U.S. court turns down latest Halkbank appeal paving way for prosecution
A U.S. court has denied Turkish state-owned lender Halkbank's petition to rehear an appeal against prosecution over a massive scheme to help Iran circumvent sanctions, local news site Inner City Press reported on Thursday.
Halkbank was indicted by the Southern District of New York in 2019 on charges of bank fraud, money laundering and conspiracy.
U.S. prosecutors accuse the Turkish bank of assisting Iran in illicitly transferring around $20 billion worth of restricted funds, with at least $1 billion laundered through the U.S. financial system.
The bank’s lawyers initially refused to acknowledge the charges, and later sought the removal of presiding Judge Richard Berman for alleged bias against the Turkish government and affiliation with Islamist preacher Fethullah Gülen.
Gülen, who lives in a secluded compound in the U.S. state of Pennsylvania, is accused by Turkish authorities of instigating the 2016 coup attempt through his followers in the Turkish military.
The 2nd U.S. Circuit Court of Appeals ruled in October that the case against Halkbank could go ahead, rejecting arguments by the bank’s lawyers that its status as a state-owned lender gave it protection from prosecution under the Foreign Sovereign Immunities Act.
On Thursday, the same court rejected ‘en banc’ Halkbank’s petition for the appeal to be reheard, paving the way for the prosecution to proceed in full.
Turkey's state-owned Halkbank is not immune from prosecution under federal Foreign Sovereign Immunities Act, 2nd Circuit Court of Appeals ruled in October— Ahval (@ahval_en) December 15, 2021
Today the same court denies rehearing petition en banc
W today’s ruling, Halkbank case to be proceed at S. District of NY pic.twitter.com/mptlHjIBVO

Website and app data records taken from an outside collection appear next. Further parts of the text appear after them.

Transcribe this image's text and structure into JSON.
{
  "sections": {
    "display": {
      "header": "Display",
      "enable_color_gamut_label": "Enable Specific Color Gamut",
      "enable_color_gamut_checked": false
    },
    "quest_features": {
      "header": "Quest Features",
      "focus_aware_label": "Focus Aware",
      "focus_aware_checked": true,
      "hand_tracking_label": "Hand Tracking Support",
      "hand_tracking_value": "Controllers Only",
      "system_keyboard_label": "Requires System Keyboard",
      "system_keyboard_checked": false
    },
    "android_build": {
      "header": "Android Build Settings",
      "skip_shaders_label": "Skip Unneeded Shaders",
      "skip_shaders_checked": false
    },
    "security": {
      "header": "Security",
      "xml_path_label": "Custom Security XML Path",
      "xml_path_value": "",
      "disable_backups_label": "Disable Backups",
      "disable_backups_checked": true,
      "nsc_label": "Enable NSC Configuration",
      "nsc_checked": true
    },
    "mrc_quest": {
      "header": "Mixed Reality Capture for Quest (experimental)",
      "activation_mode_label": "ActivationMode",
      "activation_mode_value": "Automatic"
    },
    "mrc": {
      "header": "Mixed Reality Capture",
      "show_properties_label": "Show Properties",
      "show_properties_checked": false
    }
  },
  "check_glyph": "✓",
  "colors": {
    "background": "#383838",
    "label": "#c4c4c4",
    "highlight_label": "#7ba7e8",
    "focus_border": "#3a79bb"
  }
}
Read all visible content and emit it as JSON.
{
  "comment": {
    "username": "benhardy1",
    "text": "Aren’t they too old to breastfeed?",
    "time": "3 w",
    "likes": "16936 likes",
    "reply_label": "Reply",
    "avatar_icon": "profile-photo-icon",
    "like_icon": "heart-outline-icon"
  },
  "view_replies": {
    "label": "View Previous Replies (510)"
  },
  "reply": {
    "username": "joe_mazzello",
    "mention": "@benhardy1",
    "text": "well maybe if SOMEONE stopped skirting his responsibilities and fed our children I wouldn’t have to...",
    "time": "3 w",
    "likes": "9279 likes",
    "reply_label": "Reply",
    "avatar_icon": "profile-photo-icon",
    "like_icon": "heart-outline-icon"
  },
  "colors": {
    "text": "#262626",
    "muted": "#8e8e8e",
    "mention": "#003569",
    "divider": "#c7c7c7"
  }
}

If found guilty, Halkbank faces being frozen out of the U.S. financial system, with significant implications for a banking sector already under strain from the rapid depreciation of the Turkish lira.
In June, Halkbank’s chief executive officer Osman Arslan told local media that Turkish officials were in contact with their U.S. counterparts and the judiciary in a bid to find common ground for a dismissal of the charges against Halkbank.
Turkish-Iranian gold-smuggler Reza Zarrab, the alleged architect of the scheme, is expected to return to court as a witness against the Turkish bank. Zarrab was arrested in Miami in 2016 on charges of illegal gold trading with Iran.
He initially rejected the charges but a year later decided to 'flip' and became a state witness in the New York trial of Halkbank's former top executive Mehmet Hakan Atilla.
Atilla was eventually convicted of conspiring to evade U.S. sanctions on Iran in early 2018 and returned to Turkey after spending time at U.S. jails. He was released in July 2019.